---------- EXTRACTED RECORDS
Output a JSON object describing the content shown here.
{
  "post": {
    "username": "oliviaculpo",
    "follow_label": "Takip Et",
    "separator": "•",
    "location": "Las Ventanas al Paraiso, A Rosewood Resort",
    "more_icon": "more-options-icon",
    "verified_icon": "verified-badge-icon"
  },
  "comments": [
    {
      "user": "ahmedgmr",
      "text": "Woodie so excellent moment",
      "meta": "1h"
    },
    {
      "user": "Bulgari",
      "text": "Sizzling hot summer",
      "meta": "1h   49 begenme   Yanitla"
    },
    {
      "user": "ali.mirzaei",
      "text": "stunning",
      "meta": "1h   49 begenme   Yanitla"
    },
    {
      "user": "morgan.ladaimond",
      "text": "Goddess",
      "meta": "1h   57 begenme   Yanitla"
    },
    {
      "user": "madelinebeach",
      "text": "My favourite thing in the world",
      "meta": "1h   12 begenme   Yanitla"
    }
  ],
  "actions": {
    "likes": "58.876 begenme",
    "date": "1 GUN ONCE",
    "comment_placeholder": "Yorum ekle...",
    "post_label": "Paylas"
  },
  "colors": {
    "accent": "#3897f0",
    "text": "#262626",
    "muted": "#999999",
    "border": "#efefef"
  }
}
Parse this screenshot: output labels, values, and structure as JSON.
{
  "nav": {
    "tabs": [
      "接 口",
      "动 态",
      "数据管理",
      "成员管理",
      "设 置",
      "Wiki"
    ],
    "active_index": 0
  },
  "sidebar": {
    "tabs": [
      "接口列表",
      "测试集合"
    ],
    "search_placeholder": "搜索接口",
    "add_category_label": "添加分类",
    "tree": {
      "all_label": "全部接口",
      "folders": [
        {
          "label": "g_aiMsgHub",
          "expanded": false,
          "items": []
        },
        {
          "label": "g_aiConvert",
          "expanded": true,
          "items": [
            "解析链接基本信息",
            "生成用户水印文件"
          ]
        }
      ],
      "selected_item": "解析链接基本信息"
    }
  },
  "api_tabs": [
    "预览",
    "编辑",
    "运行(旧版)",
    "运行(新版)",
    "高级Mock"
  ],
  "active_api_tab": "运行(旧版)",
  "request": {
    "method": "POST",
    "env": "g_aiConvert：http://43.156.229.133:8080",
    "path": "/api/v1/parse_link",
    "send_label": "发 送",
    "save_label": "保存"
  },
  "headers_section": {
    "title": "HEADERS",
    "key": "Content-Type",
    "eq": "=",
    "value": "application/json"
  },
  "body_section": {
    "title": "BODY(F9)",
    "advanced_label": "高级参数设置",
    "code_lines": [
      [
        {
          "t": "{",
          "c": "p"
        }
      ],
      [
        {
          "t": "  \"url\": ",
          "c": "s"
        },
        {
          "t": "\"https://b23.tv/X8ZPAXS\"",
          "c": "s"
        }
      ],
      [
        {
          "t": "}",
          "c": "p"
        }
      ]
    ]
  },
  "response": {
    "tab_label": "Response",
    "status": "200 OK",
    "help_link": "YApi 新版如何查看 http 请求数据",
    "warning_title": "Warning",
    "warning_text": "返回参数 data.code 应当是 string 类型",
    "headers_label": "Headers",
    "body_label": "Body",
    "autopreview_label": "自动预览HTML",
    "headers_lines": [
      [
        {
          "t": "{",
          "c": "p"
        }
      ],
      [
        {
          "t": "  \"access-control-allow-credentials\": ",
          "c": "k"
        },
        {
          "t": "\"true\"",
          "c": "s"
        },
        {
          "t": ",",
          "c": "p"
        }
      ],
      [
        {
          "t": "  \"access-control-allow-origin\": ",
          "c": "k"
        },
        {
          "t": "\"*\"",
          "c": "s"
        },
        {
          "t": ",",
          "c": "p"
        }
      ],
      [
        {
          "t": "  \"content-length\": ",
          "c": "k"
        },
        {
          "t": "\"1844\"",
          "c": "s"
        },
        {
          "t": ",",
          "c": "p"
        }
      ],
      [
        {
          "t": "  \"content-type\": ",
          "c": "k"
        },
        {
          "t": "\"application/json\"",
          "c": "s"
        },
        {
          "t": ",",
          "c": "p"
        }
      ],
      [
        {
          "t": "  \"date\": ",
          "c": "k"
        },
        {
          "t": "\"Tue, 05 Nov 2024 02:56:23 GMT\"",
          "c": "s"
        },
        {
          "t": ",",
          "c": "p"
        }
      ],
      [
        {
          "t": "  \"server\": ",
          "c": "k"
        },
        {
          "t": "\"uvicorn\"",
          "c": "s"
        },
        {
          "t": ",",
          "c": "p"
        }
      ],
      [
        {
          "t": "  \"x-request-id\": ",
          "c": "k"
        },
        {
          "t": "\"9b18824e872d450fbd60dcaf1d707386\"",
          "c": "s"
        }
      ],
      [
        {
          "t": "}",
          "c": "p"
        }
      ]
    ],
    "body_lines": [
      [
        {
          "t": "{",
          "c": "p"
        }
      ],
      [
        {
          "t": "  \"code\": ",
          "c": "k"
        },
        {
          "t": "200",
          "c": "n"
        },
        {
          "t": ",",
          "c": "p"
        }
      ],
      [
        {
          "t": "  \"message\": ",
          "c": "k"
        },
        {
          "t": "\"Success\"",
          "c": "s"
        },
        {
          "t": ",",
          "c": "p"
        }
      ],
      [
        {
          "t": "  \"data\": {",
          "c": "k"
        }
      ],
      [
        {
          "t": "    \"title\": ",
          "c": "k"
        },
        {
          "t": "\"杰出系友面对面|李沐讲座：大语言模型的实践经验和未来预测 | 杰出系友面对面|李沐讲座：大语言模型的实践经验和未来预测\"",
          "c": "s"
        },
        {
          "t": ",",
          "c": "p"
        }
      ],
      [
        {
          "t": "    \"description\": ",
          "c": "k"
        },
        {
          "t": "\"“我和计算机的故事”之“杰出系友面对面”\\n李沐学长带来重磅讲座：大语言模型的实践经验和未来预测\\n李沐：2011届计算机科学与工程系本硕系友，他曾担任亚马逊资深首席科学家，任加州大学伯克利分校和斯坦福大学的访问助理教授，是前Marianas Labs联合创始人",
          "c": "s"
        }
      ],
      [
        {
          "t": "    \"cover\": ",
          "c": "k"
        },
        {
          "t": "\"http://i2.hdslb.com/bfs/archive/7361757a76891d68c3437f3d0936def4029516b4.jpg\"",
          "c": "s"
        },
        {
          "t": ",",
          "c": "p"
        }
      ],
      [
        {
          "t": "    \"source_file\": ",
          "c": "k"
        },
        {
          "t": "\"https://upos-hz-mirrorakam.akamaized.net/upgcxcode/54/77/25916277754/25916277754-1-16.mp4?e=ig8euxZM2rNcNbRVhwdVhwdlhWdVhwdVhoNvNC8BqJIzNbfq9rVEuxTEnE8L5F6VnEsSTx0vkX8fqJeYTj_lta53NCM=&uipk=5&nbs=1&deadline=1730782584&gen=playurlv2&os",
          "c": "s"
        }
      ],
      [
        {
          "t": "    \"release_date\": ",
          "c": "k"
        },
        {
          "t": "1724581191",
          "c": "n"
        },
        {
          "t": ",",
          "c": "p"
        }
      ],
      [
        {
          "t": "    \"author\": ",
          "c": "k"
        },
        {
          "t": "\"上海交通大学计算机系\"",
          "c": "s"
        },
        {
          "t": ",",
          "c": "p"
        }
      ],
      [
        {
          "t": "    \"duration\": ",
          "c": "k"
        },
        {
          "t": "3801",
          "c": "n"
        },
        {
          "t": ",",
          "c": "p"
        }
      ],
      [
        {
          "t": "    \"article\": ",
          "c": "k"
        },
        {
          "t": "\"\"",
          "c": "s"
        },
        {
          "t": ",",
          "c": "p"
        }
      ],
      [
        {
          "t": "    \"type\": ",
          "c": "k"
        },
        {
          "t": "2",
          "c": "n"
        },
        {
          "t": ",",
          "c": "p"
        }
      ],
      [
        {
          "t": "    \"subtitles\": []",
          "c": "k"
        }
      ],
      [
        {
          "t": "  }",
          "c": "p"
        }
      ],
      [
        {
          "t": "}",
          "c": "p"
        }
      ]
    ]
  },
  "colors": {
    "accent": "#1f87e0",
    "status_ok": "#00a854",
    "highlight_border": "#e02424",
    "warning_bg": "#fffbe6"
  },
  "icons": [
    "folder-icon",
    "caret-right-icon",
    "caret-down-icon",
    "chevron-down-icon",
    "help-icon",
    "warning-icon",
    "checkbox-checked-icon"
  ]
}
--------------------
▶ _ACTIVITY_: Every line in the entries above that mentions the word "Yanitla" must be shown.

▶ _EXERCISE OUTPUT_:
      "meta": "1h   49 begenme   Yanitla"
      "meta": "1h   49 begenme   Yanitla"
      "meta": "1h   57 begenme   Yanitla"
      "meta": "1h   12 begenme   Yanitla"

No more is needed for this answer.